UM News

Previous Articles
2014
January
February
March
April
May
June
July
August
September
October
November
December
2013
January
February
March
April
May
June
July
August
September
October
November
December
2012
January
February
March
April
May
June
July
August
September
October
November
December

School of Dentistry's Costello Achieves Half-Century of Continuous Research

It has been 52 years since Leslie Costello, PhD, professor in the School of Dentistry Department of Oncology and Diagnostic Sciences, received his first grant from the National Institutes of Health, and his career as a research scientist is still flourishing. His more than five decades of consistent research funding, including 30 grants as a principal investigator, place Costello among just a handful of long-term scientific investigators in the U.S. His body of work represents a total of 120 years of budgeted grant funding, worth approximately $30 million in today's dollars. Also, Costello has been a co-investigator on many grants awarded to Renty Franklin, PhD, professor in the Department of Oncology and Diagnostic Sciences, his colleague for more than 30 years.
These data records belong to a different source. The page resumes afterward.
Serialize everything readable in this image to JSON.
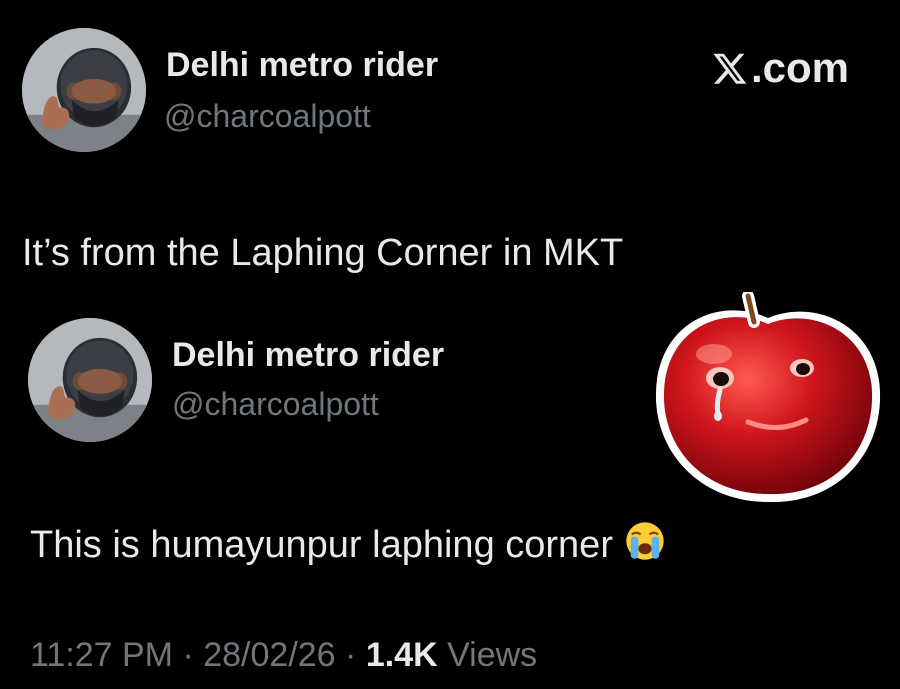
{
  "quoted_tweet": {
    "display_name": "Delhi metro rider",
    "handle": "@charcoalpott",
    "text": "It’s from the Laphing Corner in MKT"
  },
  "brand": {
    "label": ".com",
    "icon": "x-logo-icon"
  },
  "reply_tweet": {
    "display_name": "Delhi metro rider",
    "handle": "@charcoalpott",
    "text": "This is humayunpur laphing corner",
    "emoji_icon": "loudly-crying-face-icon",
    "sticker_icon": "crying-apple-sticker-icon",
    "time": "11:27 PM",
    "separator": " · ",
    "date": "28/02/26",
    "views_count": "1.4K",
    "views_label": "Views"
  },
  "colors": {
    "background": "#000000",
    "primary_text": "#e7e9ea",
    "secondary_text": "#71767b",
    "apple_red": "#c8101a"
  }
}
Costello's research career started at the School of Pharmacy, where he received his first National Institutes of Health grant in 1962. A meticulous researcher, Costello's innovative work was soon recognized by NASA, which awarded him one of his most memorable grants in 1963. The grant, which Costello received at the height of the space race between the U.S. and the Soviet Union, funded a research project examining the life cycle of parasites that live in the intestine, an environment with very little oxygen. Costello also studied the eggs of these parasites, which do not develop until they are exposed to the higher oxygen content in air. NASA took an interest in the project because Costello's work showed how cells are affected by a change from a low-oxygen to a normal-oxygen environment, which are similar to the conditions that astronauts would encounter in space.ýý
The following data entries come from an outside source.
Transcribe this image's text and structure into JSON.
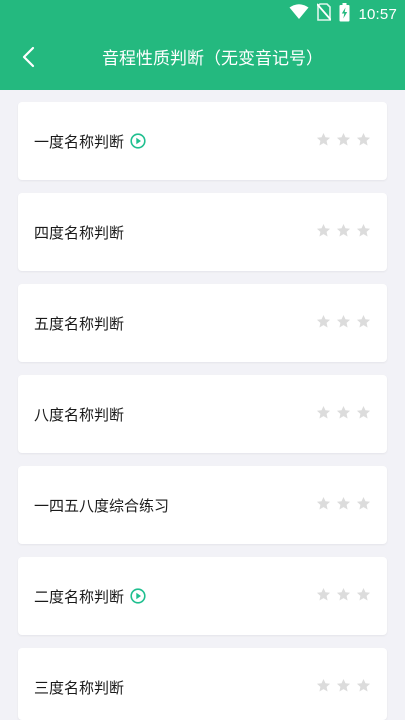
{
  "status_bar": {
    "time": "10:57",
    "icons": [
      "wifi-icon",
      "no-sim-icon",
      "battery-charging-icon"
    ]
  },
  "header": {
    "title": "音程性质判断（无变音记号）",
    "back_icon": "chevron-left-icon"
  },
  "colors": {
    "primary": "#24b97f",
    "accent_play": "#1fbf8f",
    "star_inactive": "#dcdcdc",
    "background": "#f2f2f7",
    "card": "#ffffff"
  },
  "items": [
    {
      "label": "一度名称判断",
      "has_video": true,
      "stars_filled": 0,
      "stars_total": 3
    },
    {
      "label": "四度名称判断",
      "has_video": false,
      "stars_filled": 0,
      "stars_total": 3
    },
    {
      "label": "五度名称判断",
      "has_video": false,
      "stars_filled": 0,
      "stars_total": 3
    },
    {
      "label": "八度名称判断",
      "has_video": false,
      "stars_filled": 0,
      "stars_total": 3
    },
    {
      "label": "一四五八度综合练习",
      "has_video": false,
      "stars_filled": 0,
      "stars_total": 3
    },
    {
      "label": "二度名称判断",
      "has_video": true,
      "stars_filled": 0,
      "stars_total": 3
    },
    {
      "label": "三度名称判断",
      "has_video": false,
      "stars_filled": 0,
      "stars_total": 3
    }
  ]
}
Following a decade of research into citrate metabolism in the human body, Costello laid the foundation for his pioneering work in the field of prostate cancer research. He was the first to discover the metabolic pathway that normal prostate cells follow when they transform into malignant cells. This discovery led to the development of an imaging procedure that can identify malignant cells in the prostate gland with impressive accuracy.

Costello also used this work as a basis for his studies of zinc as a potential prostate cancer treatment (zinc has been shown to suppress tumor growth). Costello is currently researching ways to use different forms of zinc to penetrate cancerous cells and reduce tumor growth.
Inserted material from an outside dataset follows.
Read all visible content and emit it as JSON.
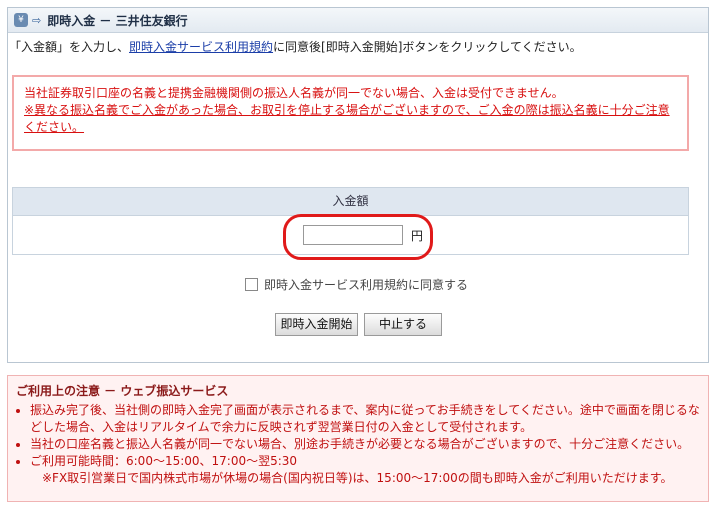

Fifty years later, he still gets excited about what his research may yield, but Costello understands that it could take years before this work has an impact on patient care. He credits his patience and tenacity with helping him achieve so many milestones. "To me, there is something very fascinating about having a unique idea and trying to prove whether it is a right idea," Costello states. "That process leads to discovery and advancements in medicine and health, and that is what keeps me going."

Posting Date: 08/06/2014
Contact Name: Adam Zewe
Contact Phone: 410-706-2289
Contact Email: azewe@umaryland.edu